“So often in a session, you request a tune by name, say, Chinquapin Hunting, or Blackberry Blossom, or Lost Indian, or Buffalo Gals, or Silver Spear, or Cumberland Gap, or Indian Ate The Woodcock, or Bonaparte’s Retreat, or Backstep Cindy, or Paddy on the Turnpike, or East Virginia, or Five Miles From Town, or Fire on the Mountain, or Polly Put the Kettle On, or Molly Put the Kettle On, or Ducks On the Millpond, or whatever. Everybody says they know it, so you count it off, and each of the nine people in the jam starts playing something completely different,” said musicologist B. Krakauer, a banjo player.
“Train wrecks like those are fatal to group music making, and they certainly aren’t helping our genre’s reputation,” said Foghorn Stringband’s Sammy Lind, who stopped using song titles years before the Council’s ruling.
In addition to the multiple-identity issue that has so badly hampered old-time music, the separate problem of song title loss has proved tremendously vexing.
If, by some miracle, a fiddle tune manages to survive in a recognizable form, more often than not its name is forgotten by the wayside.
“At that point the only function of a tune’s title is to torment you during all your waking hours for not knowing it,” said Powell, on behalf of the Council.
“Yes, my existence is a living hell,” commented fiddler Rayna Gellert.
Indeed, at fiddlers’ conventions many old-time musicians start drinking first thing in the morning, probably to dull these horrible nagging feelings.

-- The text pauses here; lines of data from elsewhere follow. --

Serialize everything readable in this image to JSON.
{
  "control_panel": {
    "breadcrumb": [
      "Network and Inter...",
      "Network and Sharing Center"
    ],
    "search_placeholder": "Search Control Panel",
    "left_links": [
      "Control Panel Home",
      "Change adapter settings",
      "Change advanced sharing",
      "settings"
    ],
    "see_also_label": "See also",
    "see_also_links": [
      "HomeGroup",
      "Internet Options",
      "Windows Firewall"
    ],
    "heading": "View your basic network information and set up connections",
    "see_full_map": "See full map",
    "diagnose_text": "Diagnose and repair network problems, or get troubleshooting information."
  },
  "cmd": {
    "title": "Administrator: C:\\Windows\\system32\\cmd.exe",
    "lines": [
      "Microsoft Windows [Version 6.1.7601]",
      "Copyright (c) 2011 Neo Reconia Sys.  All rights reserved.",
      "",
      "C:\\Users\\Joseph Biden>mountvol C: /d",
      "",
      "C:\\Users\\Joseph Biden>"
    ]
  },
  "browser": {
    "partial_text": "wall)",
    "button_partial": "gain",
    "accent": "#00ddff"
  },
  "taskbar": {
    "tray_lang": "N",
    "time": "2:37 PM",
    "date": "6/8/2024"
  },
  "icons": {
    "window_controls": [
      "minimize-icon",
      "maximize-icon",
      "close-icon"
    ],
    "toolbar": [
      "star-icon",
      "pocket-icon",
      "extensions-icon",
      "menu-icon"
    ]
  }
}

“I will miss the titles a little bit, but it’s not like they ever made much sense to anyone,” said Chris Thile, a prominent advocate of the new reference system.
“I mean, what is a Chinquapin, anyway?”